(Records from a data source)
- - - - - - -
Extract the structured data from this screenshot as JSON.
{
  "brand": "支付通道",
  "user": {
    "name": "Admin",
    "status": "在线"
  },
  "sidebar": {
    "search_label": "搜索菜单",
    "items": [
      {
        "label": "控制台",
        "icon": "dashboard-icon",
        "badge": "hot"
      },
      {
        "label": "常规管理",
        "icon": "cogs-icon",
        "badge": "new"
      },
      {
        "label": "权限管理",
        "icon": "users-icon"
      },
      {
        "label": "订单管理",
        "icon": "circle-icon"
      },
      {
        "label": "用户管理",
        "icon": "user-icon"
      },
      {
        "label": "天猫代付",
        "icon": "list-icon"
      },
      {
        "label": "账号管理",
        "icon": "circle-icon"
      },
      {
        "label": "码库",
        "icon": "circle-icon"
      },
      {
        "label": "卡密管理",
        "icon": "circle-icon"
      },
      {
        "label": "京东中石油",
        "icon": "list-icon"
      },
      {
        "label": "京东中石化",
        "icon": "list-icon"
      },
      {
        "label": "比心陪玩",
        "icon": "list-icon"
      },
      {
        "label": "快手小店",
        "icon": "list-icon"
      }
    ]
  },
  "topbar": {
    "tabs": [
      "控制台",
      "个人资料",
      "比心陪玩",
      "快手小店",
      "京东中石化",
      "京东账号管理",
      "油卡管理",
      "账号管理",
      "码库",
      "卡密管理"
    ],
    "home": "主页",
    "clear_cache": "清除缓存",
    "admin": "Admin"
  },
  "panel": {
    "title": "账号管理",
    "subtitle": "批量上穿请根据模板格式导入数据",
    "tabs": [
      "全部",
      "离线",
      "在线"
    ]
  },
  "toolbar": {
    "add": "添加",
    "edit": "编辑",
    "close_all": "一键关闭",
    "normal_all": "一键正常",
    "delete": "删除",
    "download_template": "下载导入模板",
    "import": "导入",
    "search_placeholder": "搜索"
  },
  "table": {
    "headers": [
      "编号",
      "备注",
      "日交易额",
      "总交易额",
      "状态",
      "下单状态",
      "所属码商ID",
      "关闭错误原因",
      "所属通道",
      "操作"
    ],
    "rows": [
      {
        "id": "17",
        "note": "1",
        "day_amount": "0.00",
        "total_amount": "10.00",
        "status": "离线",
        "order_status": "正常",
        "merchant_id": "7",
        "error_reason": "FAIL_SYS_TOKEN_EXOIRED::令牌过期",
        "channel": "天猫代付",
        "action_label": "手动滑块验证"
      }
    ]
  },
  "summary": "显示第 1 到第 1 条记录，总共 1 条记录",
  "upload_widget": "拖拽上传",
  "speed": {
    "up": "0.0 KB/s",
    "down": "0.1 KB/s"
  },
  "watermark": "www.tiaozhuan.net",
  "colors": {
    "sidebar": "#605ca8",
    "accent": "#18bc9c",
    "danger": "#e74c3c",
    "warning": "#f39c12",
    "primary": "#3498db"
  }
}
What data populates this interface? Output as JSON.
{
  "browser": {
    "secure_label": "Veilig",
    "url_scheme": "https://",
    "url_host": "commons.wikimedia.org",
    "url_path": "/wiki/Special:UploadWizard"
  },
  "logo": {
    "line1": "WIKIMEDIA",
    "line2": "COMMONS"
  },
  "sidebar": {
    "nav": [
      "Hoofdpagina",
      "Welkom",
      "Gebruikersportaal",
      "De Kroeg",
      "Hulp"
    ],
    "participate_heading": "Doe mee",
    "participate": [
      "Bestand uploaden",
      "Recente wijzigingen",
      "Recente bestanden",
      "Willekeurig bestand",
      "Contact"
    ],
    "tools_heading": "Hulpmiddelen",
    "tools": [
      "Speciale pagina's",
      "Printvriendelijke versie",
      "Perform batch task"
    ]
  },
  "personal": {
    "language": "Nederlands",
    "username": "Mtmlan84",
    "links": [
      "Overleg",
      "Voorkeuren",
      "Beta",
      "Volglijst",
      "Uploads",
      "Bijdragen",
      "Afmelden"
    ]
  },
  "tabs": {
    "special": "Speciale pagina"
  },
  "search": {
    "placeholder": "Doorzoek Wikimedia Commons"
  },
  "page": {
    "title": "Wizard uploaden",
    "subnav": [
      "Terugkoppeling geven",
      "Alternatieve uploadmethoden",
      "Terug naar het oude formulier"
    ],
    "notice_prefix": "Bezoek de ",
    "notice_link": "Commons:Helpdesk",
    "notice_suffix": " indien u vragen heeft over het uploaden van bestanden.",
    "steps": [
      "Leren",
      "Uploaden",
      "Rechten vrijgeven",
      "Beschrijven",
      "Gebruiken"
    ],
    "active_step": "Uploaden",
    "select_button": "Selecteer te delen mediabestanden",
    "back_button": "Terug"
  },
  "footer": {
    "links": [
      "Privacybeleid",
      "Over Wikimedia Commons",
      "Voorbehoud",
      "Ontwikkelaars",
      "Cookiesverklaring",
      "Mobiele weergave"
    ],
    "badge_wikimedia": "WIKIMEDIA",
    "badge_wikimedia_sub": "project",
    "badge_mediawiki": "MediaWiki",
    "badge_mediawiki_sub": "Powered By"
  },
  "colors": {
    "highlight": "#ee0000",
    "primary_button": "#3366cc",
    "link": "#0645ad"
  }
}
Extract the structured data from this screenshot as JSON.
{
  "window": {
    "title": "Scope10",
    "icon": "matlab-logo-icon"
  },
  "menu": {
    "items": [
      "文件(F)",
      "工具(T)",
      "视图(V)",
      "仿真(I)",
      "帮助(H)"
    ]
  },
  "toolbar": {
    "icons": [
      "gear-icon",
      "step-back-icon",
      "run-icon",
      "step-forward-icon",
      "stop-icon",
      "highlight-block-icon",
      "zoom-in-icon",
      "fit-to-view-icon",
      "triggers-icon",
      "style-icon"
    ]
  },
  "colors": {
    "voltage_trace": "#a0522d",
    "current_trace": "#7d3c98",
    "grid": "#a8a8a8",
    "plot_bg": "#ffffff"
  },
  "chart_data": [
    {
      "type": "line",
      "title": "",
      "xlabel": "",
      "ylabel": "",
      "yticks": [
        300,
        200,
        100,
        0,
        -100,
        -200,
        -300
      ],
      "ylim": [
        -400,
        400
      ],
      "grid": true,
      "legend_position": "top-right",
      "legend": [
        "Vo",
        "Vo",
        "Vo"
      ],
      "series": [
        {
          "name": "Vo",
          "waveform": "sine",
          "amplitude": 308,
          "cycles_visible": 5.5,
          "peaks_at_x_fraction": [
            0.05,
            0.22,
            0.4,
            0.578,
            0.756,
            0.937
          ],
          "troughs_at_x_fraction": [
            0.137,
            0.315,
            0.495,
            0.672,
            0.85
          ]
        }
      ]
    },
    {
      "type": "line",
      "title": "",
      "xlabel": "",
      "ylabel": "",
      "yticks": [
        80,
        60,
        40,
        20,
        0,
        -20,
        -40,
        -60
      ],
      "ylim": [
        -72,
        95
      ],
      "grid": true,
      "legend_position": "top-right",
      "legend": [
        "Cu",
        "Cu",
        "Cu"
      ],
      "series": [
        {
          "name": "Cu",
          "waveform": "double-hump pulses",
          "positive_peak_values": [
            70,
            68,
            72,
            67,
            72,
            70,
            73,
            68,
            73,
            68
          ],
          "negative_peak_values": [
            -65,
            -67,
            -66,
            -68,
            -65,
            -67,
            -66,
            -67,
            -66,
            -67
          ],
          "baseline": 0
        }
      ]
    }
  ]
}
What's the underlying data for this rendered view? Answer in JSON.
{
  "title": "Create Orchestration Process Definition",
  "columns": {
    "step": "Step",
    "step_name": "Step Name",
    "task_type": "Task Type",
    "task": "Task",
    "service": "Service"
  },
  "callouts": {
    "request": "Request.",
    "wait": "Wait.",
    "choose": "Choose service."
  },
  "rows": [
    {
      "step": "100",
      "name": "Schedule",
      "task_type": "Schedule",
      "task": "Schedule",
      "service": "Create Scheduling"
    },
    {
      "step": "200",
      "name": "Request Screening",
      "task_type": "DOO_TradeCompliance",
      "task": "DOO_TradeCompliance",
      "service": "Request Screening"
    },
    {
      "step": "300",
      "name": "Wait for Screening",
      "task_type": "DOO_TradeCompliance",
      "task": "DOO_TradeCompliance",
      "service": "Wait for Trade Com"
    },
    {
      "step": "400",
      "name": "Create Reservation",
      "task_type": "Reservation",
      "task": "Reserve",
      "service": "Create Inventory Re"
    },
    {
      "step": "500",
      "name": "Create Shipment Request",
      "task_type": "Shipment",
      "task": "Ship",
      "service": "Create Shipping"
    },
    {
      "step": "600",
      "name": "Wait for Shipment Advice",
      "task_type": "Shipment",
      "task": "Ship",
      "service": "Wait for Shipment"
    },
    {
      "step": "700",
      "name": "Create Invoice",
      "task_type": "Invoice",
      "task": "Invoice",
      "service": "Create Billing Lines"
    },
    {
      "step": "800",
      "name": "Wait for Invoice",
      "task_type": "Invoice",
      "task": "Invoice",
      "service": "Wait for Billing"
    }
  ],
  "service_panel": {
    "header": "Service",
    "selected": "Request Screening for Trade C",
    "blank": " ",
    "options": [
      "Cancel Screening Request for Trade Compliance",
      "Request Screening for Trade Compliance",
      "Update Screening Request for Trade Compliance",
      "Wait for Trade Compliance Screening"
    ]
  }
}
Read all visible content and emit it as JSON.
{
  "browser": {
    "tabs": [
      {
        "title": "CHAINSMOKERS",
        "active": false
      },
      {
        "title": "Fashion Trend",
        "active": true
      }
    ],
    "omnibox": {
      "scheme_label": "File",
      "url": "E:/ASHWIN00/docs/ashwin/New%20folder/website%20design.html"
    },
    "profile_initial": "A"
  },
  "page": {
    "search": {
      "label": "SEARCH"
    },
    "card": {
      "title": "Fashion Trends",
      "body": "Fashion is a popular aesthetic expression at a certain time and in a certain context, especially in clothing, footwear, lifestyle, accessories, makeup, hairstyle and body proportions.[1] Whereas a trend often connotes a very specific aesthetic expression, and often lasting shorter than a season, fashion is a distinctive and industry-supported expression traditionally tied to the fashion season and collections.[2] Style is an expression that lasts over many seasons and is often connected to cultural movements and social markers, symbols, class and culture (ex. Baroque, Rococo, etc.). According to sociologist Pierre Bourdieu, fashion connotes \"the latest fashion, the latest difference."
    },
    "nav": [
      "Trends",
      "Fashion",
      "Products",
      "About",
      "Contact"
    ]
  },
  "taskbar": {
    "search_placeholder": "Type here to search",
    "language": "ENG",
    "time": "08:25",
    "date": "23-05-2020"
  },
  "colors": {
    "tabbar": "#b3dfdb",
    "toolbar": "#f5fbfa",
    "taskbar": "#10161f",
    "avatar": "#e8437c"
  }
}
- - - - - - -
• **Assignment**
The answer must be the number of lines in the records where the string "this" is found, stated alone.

• **Answer box**
4